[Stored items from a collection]
——————————

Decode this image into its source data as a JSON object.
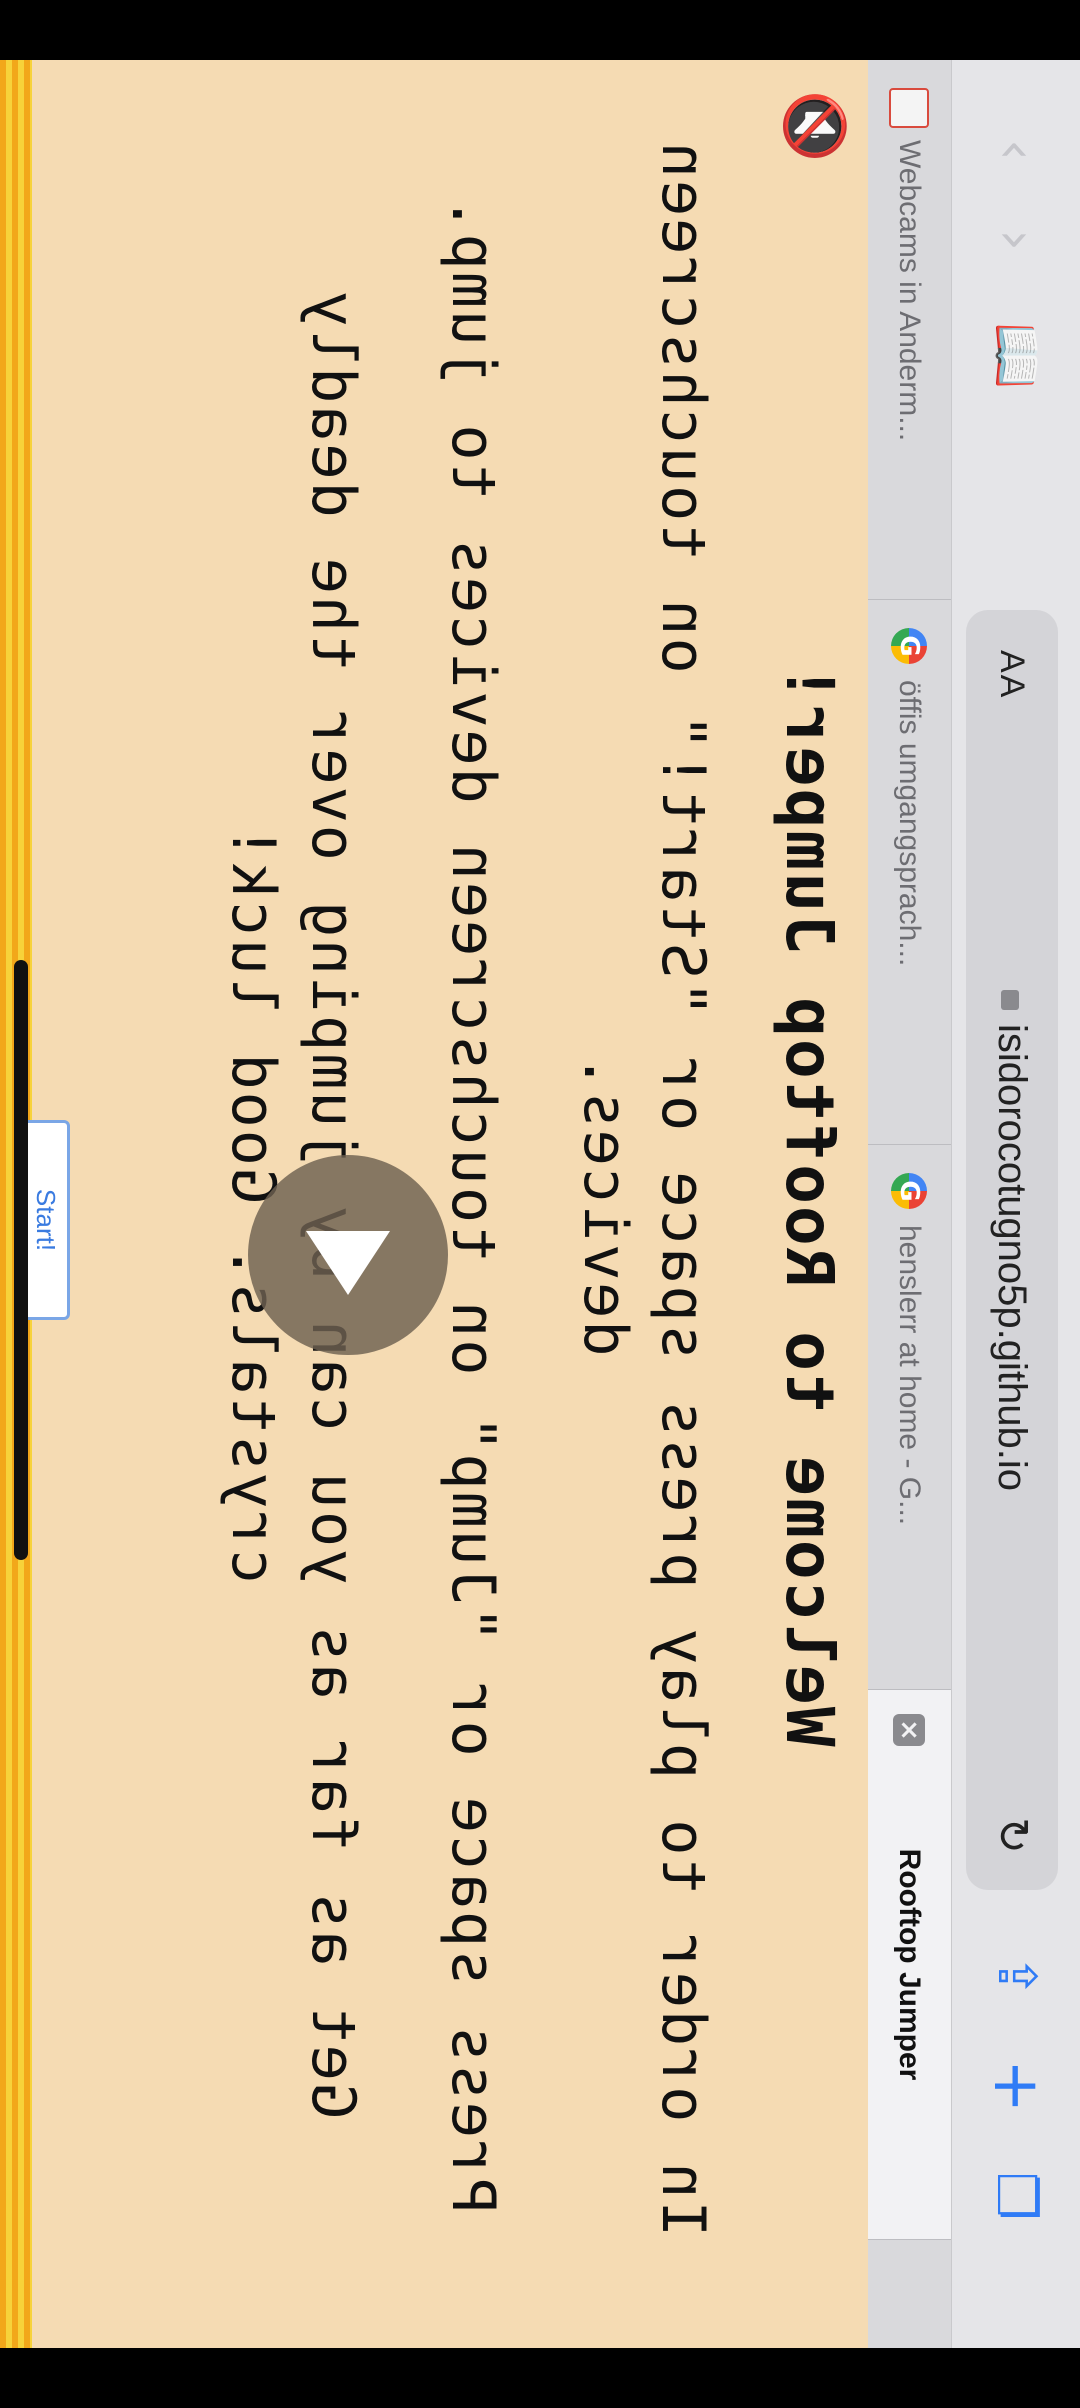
{
  "browser": {
    "aa_label": "AA",
    "url": "isidorocotugno5p.github.io",
    "back_icon": "chevron-left",
    "forward_icon": "chevron-right",
    "bookmarks_icon": "book",
    "share_icon": "share",
    "new_tab_icon": "plus",
    "tabs_icon": "tabs",
    "reload_icon": "reload",
    "accent_color": "#2f7bf6"
  },
  "tabs": [
    {
      "label": "Webcams in Anderm...",
      "favicon": "webcam"
    },
    {
      "label": "öffis umgangsprach...",
      "favicon": "google"
    },
    {
      "label": "henslerr at home - G...",
      "favicon": "google"
    },
    {
      "label": "Rooftop Jumper",
      "active": true
    }
  ],
  "game": {
    "title": "Welcome to Rooftop Jumper!",
    "instruction_1a": "In order to play press space or \"Start!\" on touchscreen",
    "instruction_1b": "devices.",
    "instruction_2": "Press space or \"Jump\" on touchscreen devices to jump.",
    "instruction_3a": "Get as far as you can by jumping over the deadly",
    "instruction_3b": "crystals. Good luck!",
    "start_button": "Start!",
    "background_color": "#f5dbb3"
  }
}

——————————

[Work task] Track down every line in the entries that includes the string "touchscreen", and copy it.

[Reply to the task]
    "instruction_1a": "In order to play press space or \"Start!\" on touchscreen",
    "instruction_2": "Press space or \"Jump\" on touchscreen devices to jump.",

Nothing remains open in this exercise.